An investigation by the Police Ombudsman’s Office has rejected claims that police waited 40 minutes before summoning help for a boy whose leg had been broken in an alleged assault.
The incident happened in Co. Down in June last year. The boy’s mother said her son was chased and tackled to the ground by a shopkeeper who mistakenly believed he had stolen from his shop.
She said her son suffered a broken leg, a black eye and bruising during the incident, and spent a week in hospital after surgery on his leg.
Despite this, she said police had accused him of feigning injury and refused to call an ambulance for 40 minutes.
She also alleged that police had failed to conduct a proper investigation, resulting in the Public Prosecution Service deciding not to prosecute the shopkeeper.
However, when a Police Ombudsman investigator interviewed the investigating police officer and examined police records, it emerged that there were markedly different accounts of what had happened.
The boy claimed that the shopkeeper had kicked him on the knee. He was searched and police found no stolen items in his possession. They noted that his right knee was swollen, his right eye was very red and that he had marks on his neck.
The shopkeeper, however, said the boy had fallen from a wall while running away with two other boys after being disturbed while attempting to steal items from a storage area at the rear of his shop.
Police records also indicated that officers had arrived at the incident within four minutes of receiving a 999 call, and had called for an ambulance four minutes later.

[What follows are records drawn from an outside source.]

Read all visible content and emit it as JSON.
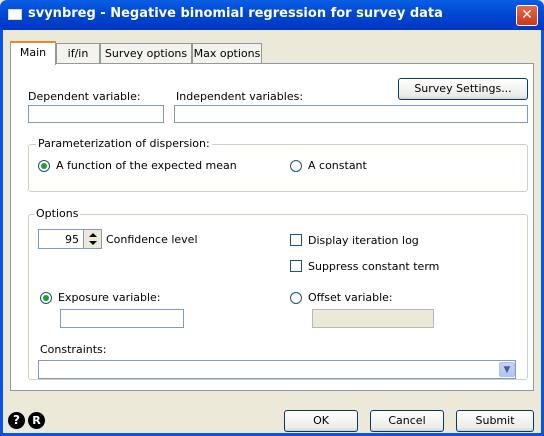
{
  "window": {
    "title": "svynbreg - Negative binomial regression for survey data",
    "close_symbol": "✕"
  },
  "tabs": [
    {
      "label": "Main",
      "active": true
    },
    {
      "label": "if/in",
      "active": false
    },
    {
      "label": "Survey options",
      "active": false
    },
    {
      "label": "Max options",
      "active": false
    }
  ],
  "main": {
    "survey_settings_label": "Survey Settings...",
    "dependent_label": "Dependent variable:",
    "dependent_value": "",
    "independent_label": "Independent variables:",
    "independent_value": "",
    "dispersion": {
      "title": "Parameterization of dispersion:",
      "option_mean": "A function of the expected mean",
      "option_constant": "A constant",
      "selected": "mean"
    },
    "options": {
      "title": "Options",
      "confidence_value": "95",
      "confidence_label": "Confidence level",
      "display_iteration_log": "Display iteration log",
      "suppress_constant": "Suppress constant term",
      "exposure_label": "Exposure variable:",
      "exposure_value": "",
      "offset_label": "Offset variable:",
      "offset_value": "",
      "exposure_selected": true
    },
    "constraints_label": "Constraints:",
    "constraints_value": ""
  },
  "footer": {
    "help_symbol": "?",
    "reset_symbol": "R",
    "ok_label": "OK",
    "cancel_label": "Cancel",
    "submit_label": "Submit"
  }
}
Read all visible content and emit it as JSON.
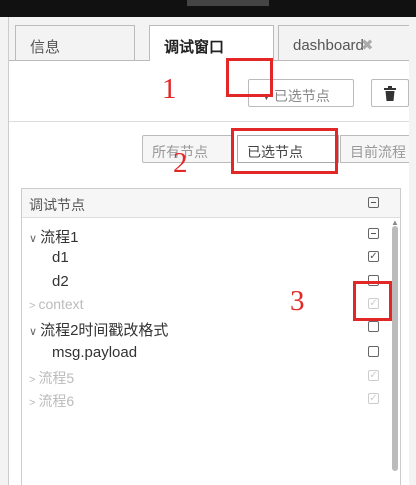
{
  "tabs": [
    {
      "label": "信息"
    },
    {
      "label": "调试窗口"
    },
    {
      "label": "dashboard"
    }
  ],
  "toolbar": {
    "filter_label": "已选节点"
  },
  "filter_options": [
    "所有节点",
    "已选节点",
    "目前流程"
  ],
  "tree": {
    "header": "调试节点",
    "rows": [
      {
        "label": "流程1",
        "type": "flow",
        "check": "minus"
      },
      {
        "label": "d1",
        "type": "node",
        "check": "checked"
      },
      {
        "label": "d2",
        "type": "node",
        "check": "unchecked"
      },
      {
        "label": "context",
        "type": "disabled-flow",
        "check": "checked"
      },
      {
        "label": "流程2时间戳改格式",
        "type": "flow",
        "check": "unchecked"
      },
      {
        "label": "msg.payload",
        "type": "node",
        "check": "unchecked"
      },
      {
        "label": "流程5",
        "type": "disabled-flow",
        "check": "checked"
      },
      {
        "label": "流程6",
        "type": "disabled-flow",
        "check": "checked"
      }
    ]
  },
  "annotations": [
    "1",
    "2",
    "3"
  ],
  "colors": {
    "annotation": "#e32626",
    "border": "#bbbbbb",
    "muted": "#bbbbbb"
  }
}
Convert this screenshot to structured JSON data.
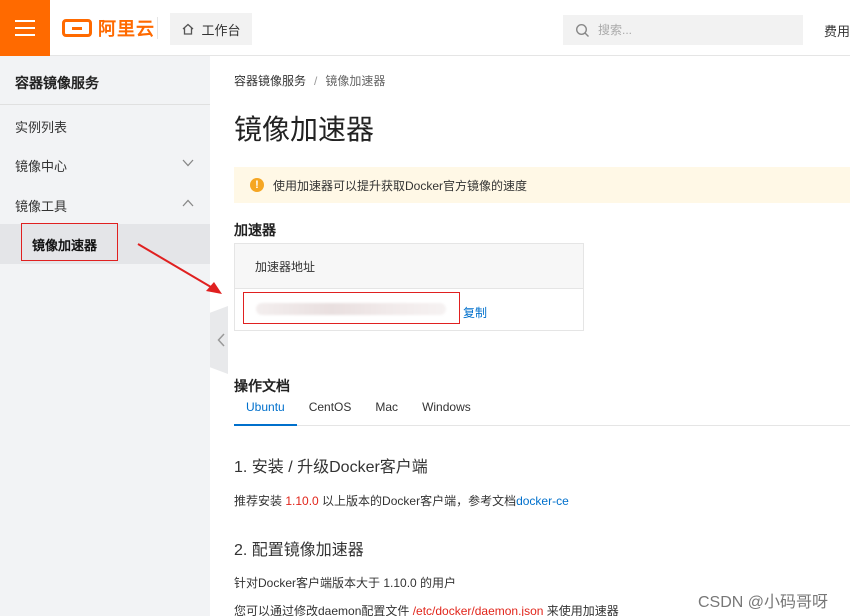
{
  "topbar": {
    "logo_text": "阿里云",
    "workbench_label": "工作台",
    "search_placeholder": "搜索...",
    "fee_label": "费用"
  },
  "sidebar": {
    "title": "容器镜像服务",
    "items": [
      {
        "label": "实例列表"
      },
      {
        "label": "镜像中心"
      },
      {
        "label": "镜像工具"
      },
      {
        "label": "镜像加速器"
      }
    ]
  },
  "main": {
    "breadcrumb": [
      "容器镜像服务",
      "镜像加速器"
    ],
    "breadcrumb_sep": "/",
    "title": "镜像加速器",
    "notice": "使用加速器可以提升获取Docker官方镜像的速度",
    "accelerator": {
      "heading": "加速器",
      "column_header": "加速器地址",
      "copy_label": "复制"
    },
    "docs": {
      "heading": "操作文档",
      "tabs": [
        "Ubuntu",
        "CentOS",
        "Mac",
        "Windows"
      ],
      "step1_title": "1. 安装 / 升级Docker客户端",
      "step1_pre": "推荐安装 ",
      "step1_version": "1.10.0",
      "step1_mid": " 以上版本的Docker客户端，参考文档",
      "step1_link": "docker-ce",
      "step2_title": "2. 配置镜像加速器",
      "step2_line1": "针对Docker客户端版本大于 1.10.0 的用户",
      "step2_line2_pre": "您可以通过修改daemon配置文件 ",
      "step2_line2_path": "/etc/docker/daemon.json",
      "step2_line2_post": " 来使用加速器"
    }
  },
  "watermark": "CSDN @小码哥呀",
  "colors": {
    "brand": "#ff6a00",
    "link": "#0070cc",
    "annotation": "#e02020",
    "notice_bg": "#fff8e6",
    "sidebar_bg": "#f2f3f5"
  }
}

These timings were confirmed by the Northern Ireland Ambulance Service, whose records showed that an ambulance had arrived at the scene within seven minutes of being requested by police.
It also became clear that the boy’s friends had refused to provide statements to police about what had happened.
The investigator found that police had conducted an appropriate investigation into the alleged assault. All available evidence had been submitted by police to the PPS, which had then directed that there was insufficient evidence to prosecute.